As Shay and Jessica laugh, I remember how we dressed up as our favorite book characters for Halloween last week. I came as Alice in Wonderland, from the book my grandpa read to me a ton of times. Shay and her shadow, Jessica, called me Alice in Blunderland all day.
Keisha steps up to Shay and says, “Why don’t you mind your own business for once?”
I like Keisha. She isn’t afraid. And I’m afraid of so much.
Shay turns, looking like she’s ready to swat a fly. “Like it’s
business?” she asks her.
“That’s right. It’s
my business, but it’s as much yours . . . as it is mine,” Keisha replies.
Shay lets out a small gasp. “
talking to me.”
being mean,” Keisha replies, leaning forward.
Max folds his arms and leans forward across his desk. “
There’s going to be a fight,” he says.
going to be a
” Mrs. Hall says.
Suki is holding one of her small wooden blocks. She has a collection of them that she keeps in a box and I’ve seen her take one out when she gets nervous. She’s nervous now.
Shay glares at Keisha. Keisha is new this year and I’m surprised she’s said something.
Everyone is all riled up and I don’t even know how this all happened.
While Mrs. Hall tells them both to cool off and points out to Max that it’s foolish to root for a fight, Mrs. Silver waves me toward the door. What the heck is going on?
Once we’re out in the hallway, I can tell by Mrs. Silver’s face that it’s going to be another one of those times when I’ll have to say I’m sorry or explain why I’ve done something. The thing is, I have no idea why I’m even in trouble this time.
I stuff my hands in my pockets to keep them from doing something I’ll regret. I wish I could put my mouth in there, too.
“I just don’t get it, Ally,” she says. “You’ve done other things that have been inappropriate, but this is just . . . well . . .
It’s not like you.”
It figures; I do something
and she says it isn’t like me. And I can’t understand how buying a card is bad.
“Ally,” Mrs. Silver says. “If you’re looking for attention, this isn’t the way to do it.”
She has that wrong. I need attention like a fish needs a snorkel.
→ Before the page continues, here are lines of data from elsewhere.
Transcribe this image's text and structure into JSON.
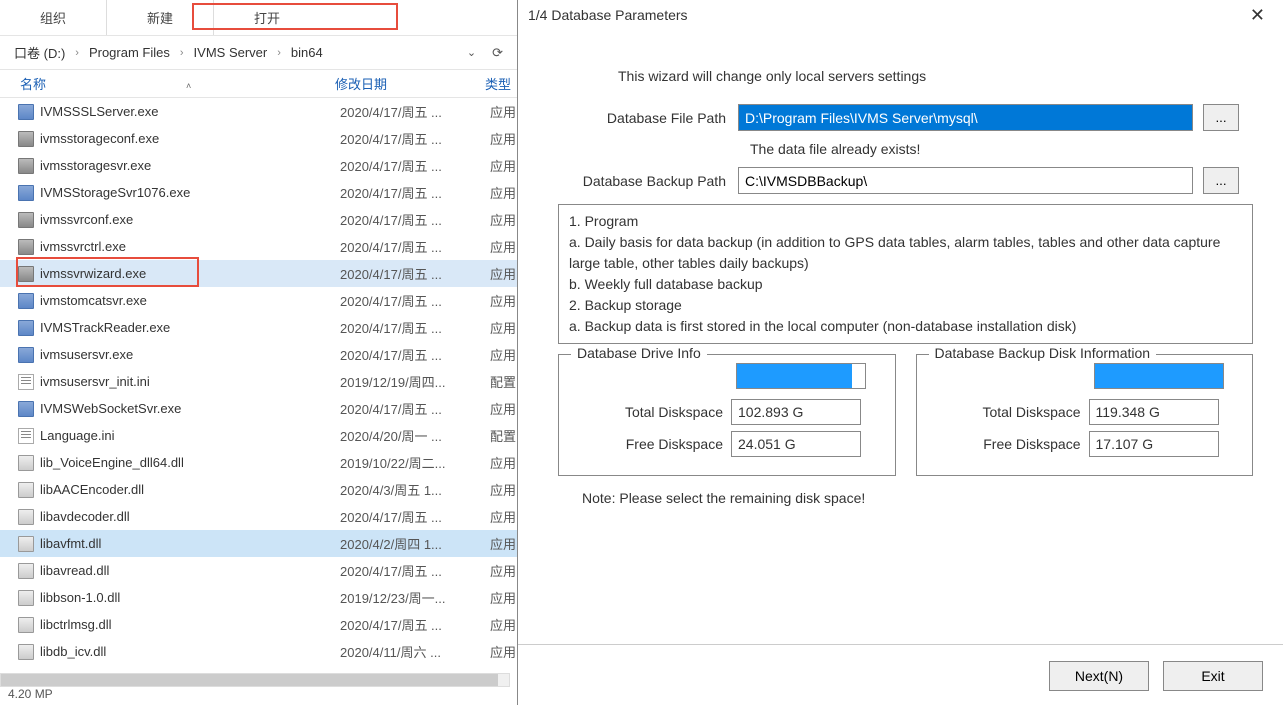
{
  "tabs": [
    "组织",
    "新建",
    "打开"
  ],
  "breadcrumb": [
    "口卷 (D:)",
    "Program Files",
    "IVMS Server",
    "bin64"
  ],
  "columns": {
    "name": "名称",
    "date": "修改日期",
    "type": "类型"
  },
  "files": [
    {
      "icon": "exe",
      "name": "IVMSSSLServer.exe",
      "date": "2020/4/17/周五 ...",
      "type": "应用"
    },
    {
      "icon": "exe2",
      "name": "ivmsstorageconf.exe",
      "date": "2020/4/17/周五 ...",
      "type": "应用"
    },
    {
      "icon": "exe2",
      "name": "ivmsstoragesvr.exe",
      "date": "2020/4/17/周五 ...",
      "type": "应用"
    },
    {
      "icon": "exe",
      "name": "IVMSStorageSvr1076.exe",
      "date": "2020/4/17/周五 ...",
      "type": "应用"
    },
    {
      "icon": "exe2",
      "name": "ivmssvrconf.exe",
      "date": "2020/4/17/周五 ...",
      "type": "应用"
    },
    {
      "icon": "exe2",
      "name": "ivmssvrctrl.exe",
      "date": "2020/4/17/周五 ...",
      "type": "应用"
    },
    {
      "icon": "exe2",
      "name": "ivmssvrwizard.exe",
      "date": "2020/4/17/周五 ...",
      "type": "应用",
      "selected": true
    },
    {
      "icon": "exe",
      "name": "ivmstomcatsvr.exe",
      "date": "2020/4/17/周五 ...",
      "type": "应用"
    },
    {
      "icon": "exe",
      "name": "IVMSTrackReader.exe",
      "date": "2020/4/17/周五 ...",
      "type": "应用"
    },
    {
      "icon": "exe",
      "name": "ivmsusersvr.exe",
      "date": "2020/4/17/周五 ...",
      "type": "应用"
    },
    {
      "icon": "ini",
      "name": "ivmsusersvr_init.ini",
      "date": "2019/12/19/周四...",
      "type": "配置"
    },
    {
      "icon": "exe",
      "name": "IVMSWebSocketSvr.exe",
      "date": "2020/4/17/周五 ...",
      "type": "应用"
    },
    {
      "icon": "ini",
      "name": "Language.ini",
      "date": "2020/4/20/周一 ...",
      "type": "配置"
    },
    {
      "icon": "dll",
      "name": "lib_VoiceEngine_dll64.dll",
      "date": "2019/10/22/周二...",
      "type": "应用"
    },
    {
      "icon": "dll",
      "name": "libAACEncoder.dll",
      "date": "2020/4/3/周五 1...",
      "type": "应用"
    },
    {
      "icon": "dll",
      "name": "libavdecoder.dll",
      "date": "2020/4/17/周五 ...",
      "type": "应用"
    },
    {
      "icon": "dll",
      "name": "libavfmt.dll",
      "date": "2020/4/2/周四 1...",
      "type": "应用",
      "sel2": true
    },
    {
      "icon": "dll",
      "name": "libavread.dll",
      "date": "2020/4/17/周五 ...",
      "type": "应用"
    },
    {
      "icon": "dll",
      "name": "libbson-1.0.dll",
      "date": "2019/12/23/周一...",
      "type": "应用"
    },
    {
      "icon": "dll",
      "name": "libctrlmsg.dll",
      "date": "2020/4/17/周五 ...",
      "type": "应用"
    },
    {
      "icon": "dll",
      "name": "libdb_icv.dll",
      "date": "2020/4/11/周六 ...",
      "type": "应用"
    }
  ],
  "status": "4.20 MP",
  "dialog": {
    "title": "1/4  Database Parameters",
    "intro": "This wizard will change only local servers settings",
    "db_path_label": "Database File Path",
    "db_path_value": "D:\\Program Files\\IVMS Server\\mysql\\",
    "exists_warn": "The data file already exists!",
    "backup_label": "Database Backup Path",
    "backup_value": "C:\\IVMSDBBackup\\",
    "browse": "...",
    "info_lines": [
      "1. Program",
      "  a. Daily basis for data backup (in addition to GPS data tables, alarm tables, tables and other data capture large table, other tables daily backups)",
      "  b. Weekly full database backup",
      "2. Backup storage",
      "  a. Backup data is first stored in the local computer (non-database installation disk)"
    ],
    "drive_info_legend": "Database Drive Info",
    "backup_info_legend": "Database Backup Disk Information",
    "total_label": "Total Diskspace",
    "free_label": "Free Diskspace",
    "drive": {
      "total": "102.893 G",
      "free": "24.051 G",
      "fill_pct": 90
    },
    "backup": {
      "total": "119.348 G",
      "free": "17.107 G",
      "fill_pct": 100
    },
    "note": "Note: Please select the remaining disk space!",
    "next_btn": "Next(N)",
    "exit_btn": "Exit"
  }
}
The door swings all the way open, hitting the lockers, and Oliver springs from the room. “Ally,” he says. “I think you gave her that card to tell her you’re sorry she has to leave us to go have some dumb baby. She’s probably really sad. I feel sorry for her, too.”
What is he
“Oliver?” Mrs. Silver asks. “Is there a reason you’re out here?”
“Yeah! I was going to . . . um . . . I was . . . going to go to the boys’ room. Yeah. That’s it.” And off he runs.
“Can I just go now?” I blurt out, feeling like the job of just standing here is something I can’t do for another second.
She shakes her head a bit as she speaks. “I just don’t get it. Why in the
would you give a pregnant woman a sympathy card?”
I think. And I think some more. And then I remember. My mom sends those to people when someone they love dies. My stomach churns, wondering what Mrs. Hall must have thought.
“You do know what a sympathy card
Ally, don’t you?”
I should deny that I know, but I nod because I don’t want to have to hear Mrs. Silver explain it. And besides, she’ll think I’m even dumber than I am. If that’s possible.
“Then why would you do such a thing?”
I stand tall, but everything inside shrinks. The thing is, I feel real bad. I mean, I felt terrible when the neighbor’s dog died, never mind if a baby had died. I just didn’t know it was a sad card like that. All I could see were beautiful yellow flowers. And all I could imagine was how happy I was going to make her.
But there are piles of reasons I can’t tell the absolute truth.
Not to her.
Not to anyone.
No matter how many times I have prayed and worked and hoped, reading for me is still like trying to make sense of a can of alphabet soup that’s been dumped on a plate. I just don’t know how other people do it.